- **What the task asks**: Which lines of the records contain the word "JSON"? Show each of them.

- **Given data**:

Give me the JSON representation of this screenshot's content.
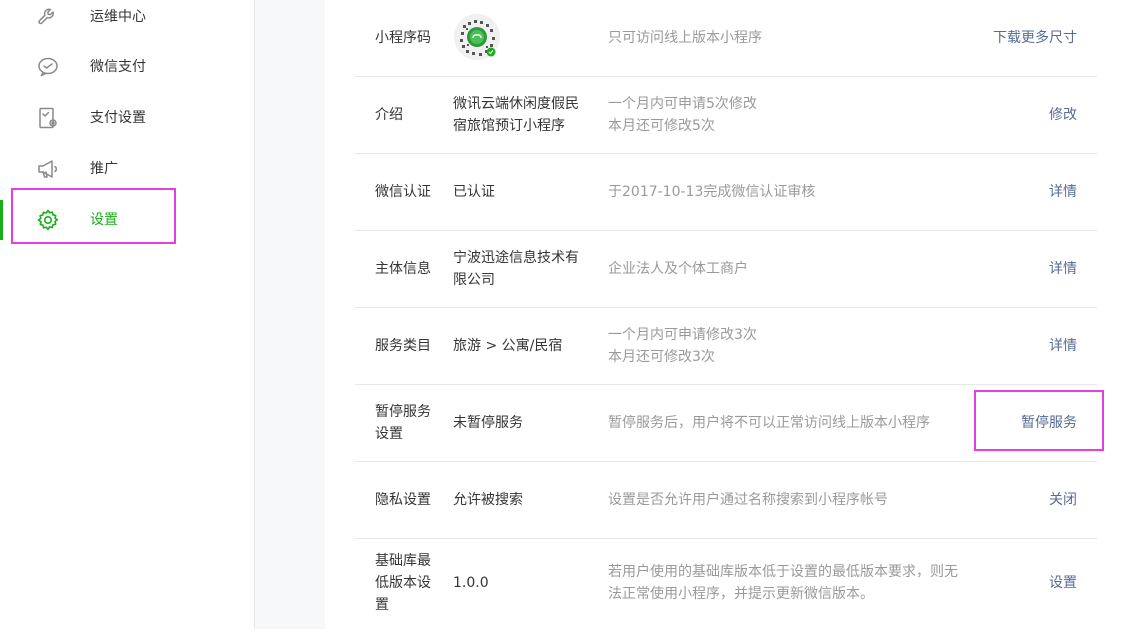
{
  "sidebar": {
    "items": [
      {
        "label": "运维中心",
        "icon": "wrench-icon"
      },
      {
        "label": "微信支付",
        "icon": "wechat-pay-icon"
      },
      {
        "label": "支付设置",
        "icon": "payment-settings-icon"
      },
      {
        "label": "推广",
        "icon": "megaphone-icon"
      },
      {
        "label": "设置",
        "icon": "gear-icon",
        "active": true
      }
    ]
  },
  "settings": {
    "rows": [
      {
        "label": "小程序码",
        "value": "",
        "desc": "只可访问线上版本小程序",
        "action": "下载更多尺寸"
      },
      {
        "label": "介绍",
        "value": "微讯云端休闲度假民宿旅馆预订小程序",
        "desc": "一个月内可申请5次修改\n本月还可修改5次",
        "action": "修改"
      },
      {
        "label": "微信认证",
        "value": "已认证",
        "desc": "于2017-10-13完成微信认证审核",
        "action": "详情"
      },
      {
        "label": "主体信息",
        "value": "宁波迅途信息技术有限公司",
        "desc": "企业法人及个体工商户",
        "action": "详情"
      },
      {
        "label": "服务类目",
        "value": "旅游 > 公寓/民宿",
        "desc": "一个月内可申请修改3次\n本月还可修改3次",
        "action": "详情"
      },
      {
        "label": "暂停服务设置",
        "value": "未暂停服务",
        "desc": "暂停服务后，用户将不可以正常访问线上版本小程序",
        "action": "暂停服务"
      },
      {
        "label": "隐私设置",
        "value": "允许被搜索",
        "desc": "设置是否允许用户通过名称搜索到小程序帐号",
        "action": "关闭"
      },
      {
        "label": "基础库最低版本设置",
        "value": "1.0.0",
        "desc": "若用户使用的基础库版本低于设置的最低版本要求，则无法正常使用小程序，并提示更新微信版本。",
        "action": "设置"
      }
    ]
  },
  "colors": {
    "accent": "#1aad19",
    "link": "#576b95",
    "highlight": "#e53fe0",
    "muted": "#9a9a9a"
  }
}
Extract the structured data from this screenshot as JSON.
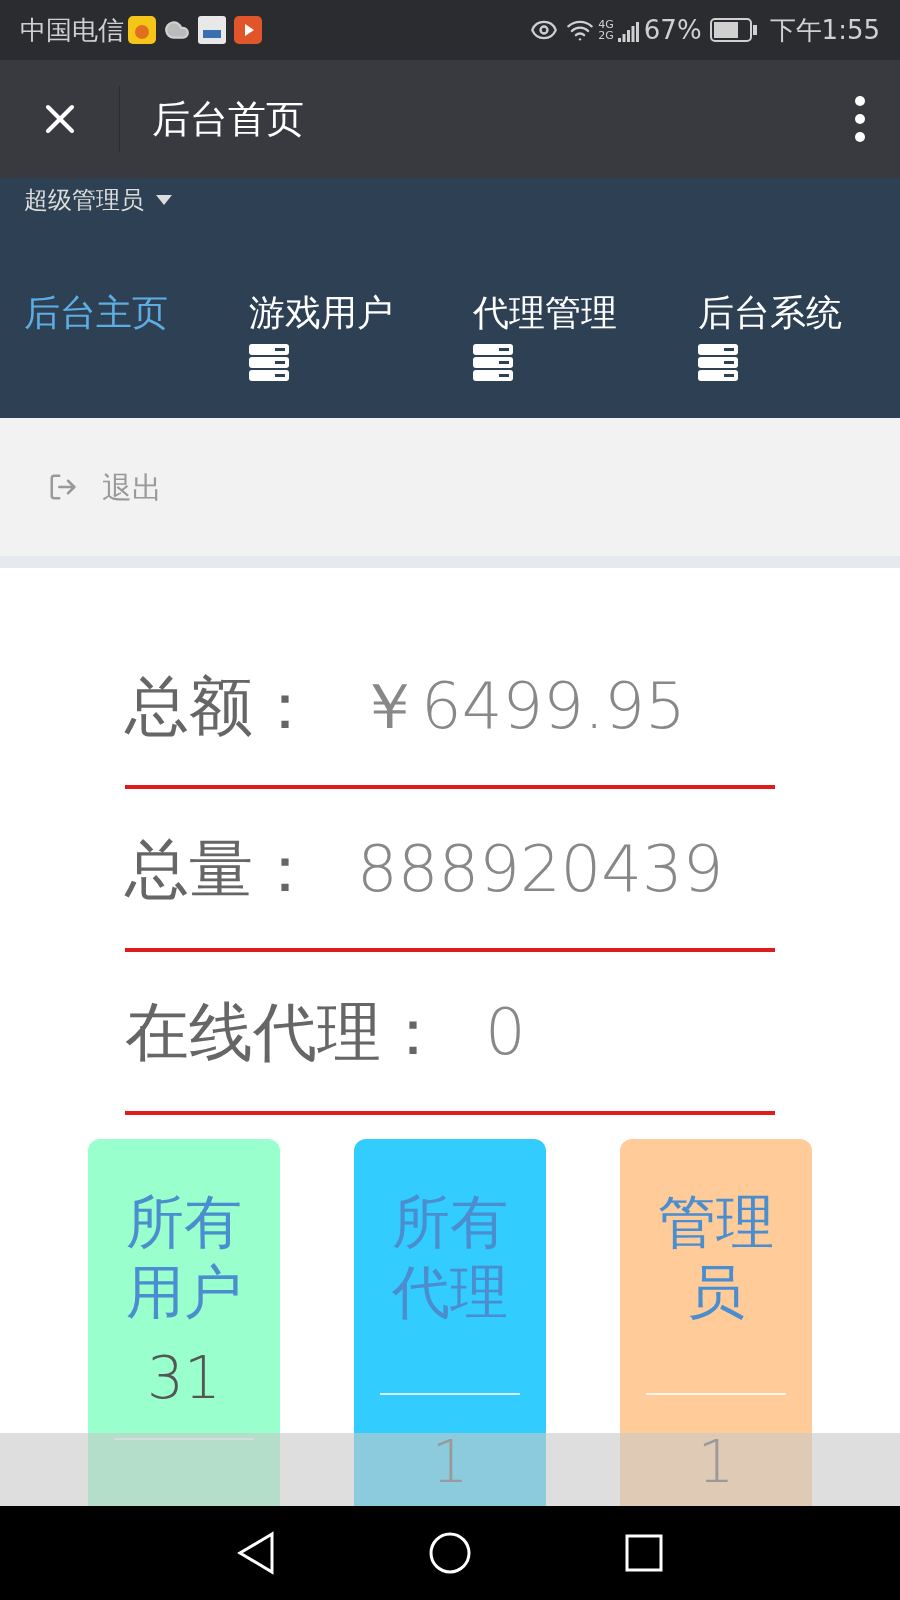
{
  "status_bar": {
    "carrier": "中国电信",
    "network": "4G\n2G",
    "battery": "67%",
    "time": "下午1:55"
  },
  "header": {
    "title": "后台首页"
  },
  "account": {
    "label": "超级管理员"
  },
  "menu": [
    {
      "label": "后台主页",
      "selected": true,
      "submenu": false
    },
    {
      "label": "游戏用户",
      "selected": false,
      "submenu": true
    },
    {
      "label": "代理管理",
      "selected": false,
      "submenu": true
    },
    {
      "label": "后台系统",
      "selected": false,
      "submenu": true
    }
  ],
  "logout": {
    "label": "退出"
  },
  "stats": [
    {
      "label": "总额：",
      "value": "￥6499.95"
    },
    {
      "label": "总量：",
      "value": "888920439"
    },
    {
      "label": "在线代理：",
      "value": "0"
    }
  ],
  "cards": [
    {
      "title": "所有用户",
      "count": "31",
      "color": "#99ffcc",
      "kind": "count-above"
    },
    {
      "title": "所有代理",
      "count": "1",
      "color": "#33ccff",
      "kind": "count-below"
    },
    {
      "title": "管理员",
      "count": "1",
      "color": "#ffcc99",
      "kind": "count-below"
    }
  ]
}
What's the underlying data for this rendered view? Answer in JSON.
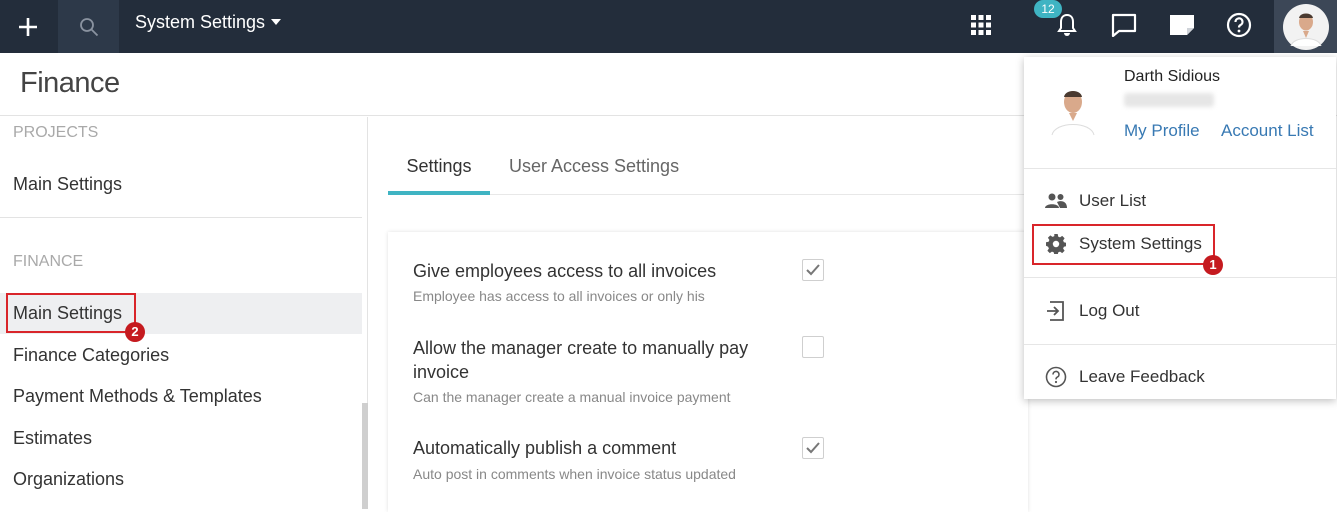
{
  "topbar": {
    "title": "System Settings",
    "notification_count": "12",
    "icons": [
      "plus-icon",
      "search-icon",
      "apps-grid-icon",
      "bell-icon",
      "chat-icon",
      "note-icon",
      "help-icon"
    ]
  },
  "header": {
    "title": "Finance"
  },
  "sidebar": {
    "sections": [
      {
        "label": "PROJECTS",
        "items": [
          "Main Settings"
        ]
      },
      {
        "label": "FINANCE",
        "items": [
          "Main Settings",
          "Finance Categories",
          "Payment Methods & Templates",
          "Estimates",
          "Organizations"
        ]
      }
    ],
    "active_item": "Main Settings"
  },
  "annotations": {
    "first": "1",
    "second": "2",
    "highlight_color": "#d9252a"
  },
  "tabs": [
    {
      "label": "Settings",
      "active": true
    },
    {
      "label": "User Access Settings",
      "active": false
    }
  ],
  "settings": [
    {
      "title": "Give employees access to all invoices",
      "desc": "Employee has access to all invoices or only his",
      "checked": true
    },
    {
      "title": "Allow the manager create to manually pay invoice",
      "desc": "Can the manager create a manual invoice payment",
      "checked": false
    },
    {
      "title": "Automatically publish a comment",
      "desc": "Auto post in comments when invoice status updated",
      "checked": true
    }
  ],
  "dropdown": {
    "user_name": "Darth Sidious",
    "my_profile": "My Profile",
    "account_list": "Account List",
    "items": [
      {
        "label": "User List",
        "icon": "users-icon"
      },
      {
        "label": "System Settings",
        "icon": "gear-icon"
      },
      {
        "label": "Log Out",
        "icon": "logout-icon"
      },
      {
        "label": "Leave Feedback",
        "icon": "help-circle-icon"
      }
    ]
  },
  "colors": {
    "topbar": "#232d3b",
    "accent": "#3fb4c3",
    "link": "#3879b3",
    "highlight": "#d9252a"
  }
}
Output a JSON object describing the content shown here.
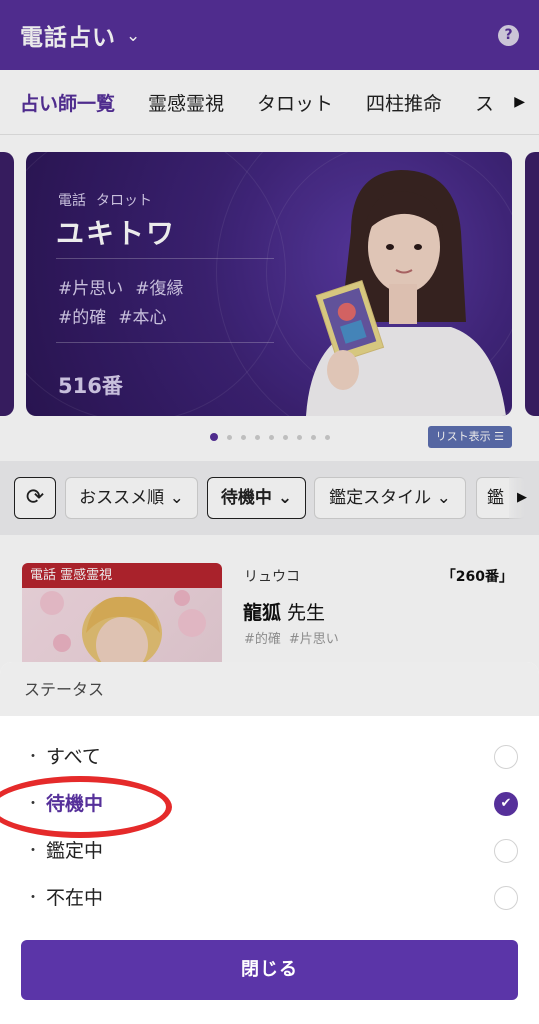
{
  "header": {
    "title": "電話占い",
    "chevron_icon": "chevron-down-icon",
    "help_icon": "question-circle-icon",
    "help_glyph": "?"
  },
  "tabs": [
    {
      "label": "占い師一覧",
      "active": true
    },
    {
      "label": "霊感霊視"
    },
    {
      "label": "タロット"
    },
    {
      "label": "四柱推命"
    },
    {
      "label": "ス"
    }
  ],
  "banner": {
    "category_1": "電話",
    "category_2": "タロット",
    "name": "ユキトワ",
    "tags_row1": [
      "#片思い",
      "#復縁"
    ],
    "tags_row2": [
      "#的確",
      "#本心"
    ],
    "number": "516番",
    "slide_count": 9,
    "active_slide": 1,
    "list_button": "リスト表示 ☰"
  },
  "filters": {
    "refresh_icon": "refresh-icon",
    "chips": [
      "おススメ順 ⌄",
      "待機中 ⌄",
      "鑑定スタイル ⌄",
      "鑑"
    ],
    "selected": "待機中"
  },
  "card": {
    "badge": "電話 霊感霊視",
    "kana": "リュウコ",
    "number": "「260番」",
    "name": "龍狐",
    "honorific": " 先生",
    "tags": [
      "#的確",
      "#片思い"
    ]
  },
  "sheet": {
    "title": "ステータス",
    "options": [
      {
        "label": "すべて",
        "selected": false
      },
      {
        "label": "待機中",
        "selected": true
      },
      {
        "label": "鑑定中",
        "selected": false
      },
      {
        "label": "不在中",
        "selected": false
      }
    ],
    "bullet": "・",
    "check_glyph": "✔",
    "close_label": "閉じる"
  },
  "colors": {
    "brand": "#56309a",
    "badge_red": "#b8252f",
    "annotation_red": "#e52a2a"
  }
}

- **Problem solution**:
Give me the JSON representation of this screenshot's content.
Extract the structured data from this screenshot as JSON.
What's the underlying data for this rendered view? Answer in JSON.
Output a JSON object describing the content shown here.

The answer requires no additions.